Liang Tong works at Stellar Cyber.


Personalized Federated Learning via Heterogeneous Modular Networks

Personalized Federated Learning (PFL) which collaboratively trains a federated model while considering local clients under privacy constraints has attracted much attention. Despite its popularity, it has been observed that existing PFL approaches result in sub-optimal solutions when the joint distribution among local clients diverges. To address this issue, we present Federated Modular Network (FedMN), a novel PFL approach that adaptively selects sub-modules from a module pool to assemble heterogeneous neural architectures for different clients. FedMN adopts a light-weighted routing hypernetwork to model the joint distribution on each client and produce the personalized selection of the module blocks for each client. To reduce the communication burden in existing FL, we develop an efficient way to interact between the clients and the server. We conduct extensive experiments on the real-world test beds and the results show both effectiveness and efficiency of the proposed FedMN over the baselines.

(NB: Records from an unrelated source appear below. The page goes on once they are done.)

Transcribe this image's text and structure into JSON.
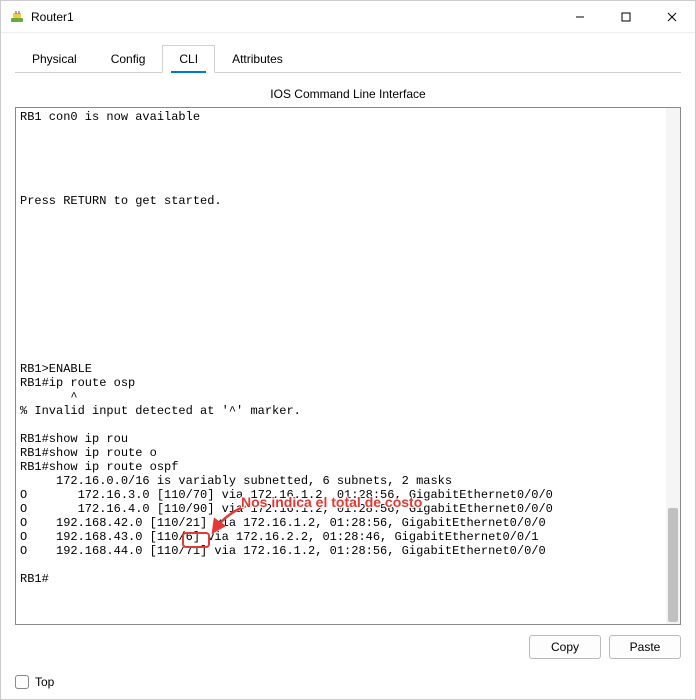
{
  "window": {
    "title": "Router1"
  },
  "tabs": {
    "physical": "Physical",
    "config": "Config",
    "cli": "CLI",
    "attributes": "Attributes"
  },
  "cli_header": "IOS Command Line Interface",
  "terminal_lines": [
    "RB1 con0 is now available",
    "",
    "",
    "",
    "",
    "",
    "Press RETURN to get started.",
    "",
    "",
    "",
    "",
    "",
    "",
    "",
    "",
    "",
    "",
    "",
    "RB1>ENABLE",
    "RB1#ip route osp",
    "       ^",
    "% Invalid input detected at '^' marker.",
    "",
    "RB1#show ip rou",
    "RB1#show ip route o",
    "RB1#show ip route ospf",
    "     172.16.0.0/16 is variably subnetted, 6 subnets, 2 masks",
    "O       172.16.3.0 [110/70] via 172.16.1.2, 01:28:56, GigabitEthernet0/0/0",
    "O       172.16.4.0 [110/90] via 172.16.1.2, 01:28:56, GigabitEthernet0/0/0",
    "O    192.168.42.0 [110/21] via 172.16.1.2, 01:28:56, GigabitEthernet0/0/0",
    "O    192.168.43.0 [110/6] via 172.16.2.2, 01:28:46, GigabitEthernet0/0/1",
    "O    192.168.44.0 [110/71] via 172.16.1.2, 01:28:56, GigabitEthernet0/0/0",
    "",
    "RB1#"
  ],
  "annotation": {
    "text": "Nos indica el total de costo"
  },
  "buttons": {
    "copy": "Copy",
    "paste": "Paste"
  },
  "bottom": {
    "top_label": "Top"
  }
}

FACESEC: A Fine-grained Robustness Evaluation Framework for Face Recognition Systems

We present FACESEC, a framework for fine-grained robustness evaluation of face recognition systems. FACESEC evaluation is performed along four dimensions of adversarial modeling: the nature of perturbation (e.g., pixel-level or face accessories), the attacker’s system knowledge (about training data and learning architecture), goals (dodging or impersonation), and capability (tailored to individual inputs or across sets of these). We use FACESEC to study five face recognition systems in both closed-set and open-set settings, and to evaluate the state-of-the-art approach for defending against physically realizable attacks on these. We find that accurate knowledge of neural architecture is significantly more important than knowledge of the training data in black-box attacks. Moreover, we observe that open-set face recognition systems are more vulnerable than closed-set systems under different types of attacks. The efficacy of attacks for other threat model variations, however, appears highly dependent on both the nature of perturbation and the neural network architecture. For example, attacks that involve adversarial face masks are usually more potent, even against adversarially trained models, and the ArcFace architecture tends to be more robust than the others.